Make an exact copy of every record that follows.

↓

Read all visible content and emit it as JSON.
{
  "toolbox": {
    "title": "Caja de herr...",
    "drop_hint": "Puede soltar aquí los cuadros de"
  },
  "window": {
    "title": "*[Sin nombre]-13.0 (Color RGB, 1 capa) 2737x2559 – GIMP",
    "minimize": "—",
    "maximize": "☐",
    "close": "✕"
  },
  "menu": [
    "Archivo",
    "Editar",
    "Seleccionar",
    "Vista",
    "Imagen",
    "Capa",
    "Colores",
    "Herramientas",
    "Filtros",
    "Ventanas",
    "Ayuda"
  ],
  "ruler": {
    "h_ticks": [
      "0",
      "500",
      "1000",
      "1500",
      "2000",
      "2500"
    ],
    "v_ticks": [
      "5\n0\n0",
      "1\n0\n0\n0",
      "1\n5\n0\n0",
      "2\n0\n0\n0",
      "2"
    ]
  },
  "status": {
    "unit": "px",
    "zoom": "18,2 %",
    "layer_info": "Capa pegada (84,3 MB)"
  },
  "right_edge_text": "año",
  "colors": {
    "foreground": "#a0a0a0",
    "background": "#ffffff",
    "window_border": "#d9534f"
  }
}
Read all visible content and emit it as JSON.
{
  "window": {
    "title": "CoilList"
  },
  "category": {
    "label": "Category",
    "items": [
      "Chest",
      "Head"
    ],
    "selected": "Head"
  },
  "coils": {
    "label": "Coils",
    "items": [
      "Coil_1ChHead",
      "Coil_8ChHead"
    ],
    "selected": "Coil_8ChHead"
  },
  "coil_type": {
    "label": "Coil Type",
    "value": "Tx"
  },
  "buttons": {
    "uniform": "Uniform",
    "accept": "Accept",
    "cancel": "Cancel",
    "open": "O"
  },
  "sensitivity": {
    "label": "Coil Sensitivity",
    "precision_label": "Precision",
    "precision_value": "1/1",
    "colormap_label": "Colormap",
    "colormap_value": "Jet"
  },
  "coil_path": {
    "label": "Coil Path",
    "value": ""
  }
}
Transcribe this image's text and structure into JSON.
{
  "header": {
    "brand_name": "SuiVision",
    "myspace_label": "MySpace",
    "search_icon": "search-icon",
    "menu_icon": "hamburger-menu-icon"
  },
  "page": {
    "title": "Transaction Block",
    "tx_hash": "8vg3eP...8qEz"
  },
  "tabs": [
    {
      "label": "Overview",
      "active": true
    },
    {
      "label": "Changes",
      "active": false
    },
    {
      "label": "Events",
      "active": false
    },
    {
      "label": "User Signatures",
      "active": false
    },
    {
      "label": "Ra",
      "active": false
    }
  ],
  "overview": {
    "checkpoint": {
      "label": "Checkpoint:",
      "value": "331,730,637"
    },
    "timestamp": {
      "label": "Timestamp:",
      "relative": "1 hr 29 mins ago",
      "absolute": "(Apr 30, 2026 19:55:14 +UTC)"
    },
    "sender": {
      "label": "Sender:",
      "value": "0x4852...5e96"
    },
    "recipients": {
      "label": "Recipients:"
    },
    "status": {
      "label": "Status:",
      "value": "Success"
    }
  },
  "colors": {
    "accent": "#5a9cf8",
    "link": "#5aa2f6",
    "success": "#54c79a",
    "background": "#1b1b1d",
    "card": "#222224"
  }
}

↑

Written response:
Read all visible content and emit it as JSON.
{
  "toolbox": {
    "title": "Caja de herr...",
    "drop_hint": "Puede soltar aquí los cuadros de"
  },
  "window": {
    "title": "*[Sin nombre]-13.0 (Color RGB, 1 capa) 2737x2559 – GIMP",
    "minimize": "—",
    "maximize": "☐",
    "close": "✕"
  },
  "menu": [
    "Archivo",
    "Editar",
    "Seleccionar",
    "Vista",
    "Imagen",
    "Capa",
    "Colores",
    "Herramientas",
    "Filtros",
    "Ventanas",
    "Ayuda"
  ],
  "ruler": {
    "h_ticks": [
      "0",
      "500",
      "1000",
      "1500",
      "2000",
      "2500"
    ],
    "v_ticks": [
      "5\n0\n0",
      "1\n0\n0\n0",
      "1\n5\n0\n0",
      "2\n0\n0\n0",
      "2"
    ]
  },
  "status": {
    "unit": "px",
    "zoom": "18,2 %",
    "layer_info": "Capa pegada (84,3 MB)"
  },
  "right_edge_text": "año",
  "colors": {
    "foreground": "#a0a0a0",
    "background": "#ffffff",
    "window_border": "#d9534f"
  }
}
Read all visible content and emit it as JSON.
{
  "window": {
    "title": "CoilList"
  },
  "category": {
    "label": "Category",
    "items": [
      "Chest",
      "Head"
    ],
    "selected": "Head"
  },
  "coils": {
    "label": "Coils",
    "items": [
      "Coil_1ChHead",
      "Coil_8ChHead"
    ],
    "selected": "Coil_8ChHead"
  },
  "coil_type": {
    "label": "Coil Type",
    "value": "Tx"
  },
  "buttons": {
    "uniform": "Uniform",
    "accept": "Accept",
    "cancel": "Cancel",
    "open": "O"
  },
  "sensitivity": {
    "label": "Coil Sensitivity",
    "precision_label": "Precision",
    "precision_value": "1/1",
    "colormap_label": "Colormap",
    "colormap_value": "Jet"
  },
  "coil_path": {
    "label": "Coil Path",
    "value": ""
  }
}
Transcribe this image's text and structure into JSON.
{
  "header": {
    "brand_name": "SuiVision",
    "myspace_label": "MySpace",
    "search_icon": "search-icon",
    "menu_icon": "hamburger-menu-icon"
  },
  "page": {
    "title": "Transaction Block",
    "tx_hash": "8vg3eP...8qEz"
  },
  "tabs": [
    {
      "label": "Overview",
      "active": true
    },
    {
      "label": "Changes",
      "active": false
    },
    {
      "label": "Events",
      "active": false
    },
    {
      "label": "User Signatures",
      "active": false
    },
    {
      "label": "Ra",
      "active": false
    }
  ],
  "overview": {
    "checkpoint": {
      "label": "Checkpoint:",
      "value": "331,730,637"
    },
    "timestamp": {
      "label": "Timestamp:",
      "relative": "1 hr 29 mins ago",
      "absolute": "(Apr 30, 2026 19:55:14 +UTC)"
    },
    "sender": {
      "label": "Sender:",
      "value": "0x4852...5e96"
    },
    "recipients": {
      "label": "Recipients:"
    },
    "status": {
      "label": "Status:",
      "value": "Success"
    }
  },
  "colors": {
    "accent": "#5a9cf8",
    "link": "#5aa2f6",
    "success": "#54c79a",
    "background": "#1b1b1d",
    "card": "#222224"
  }
}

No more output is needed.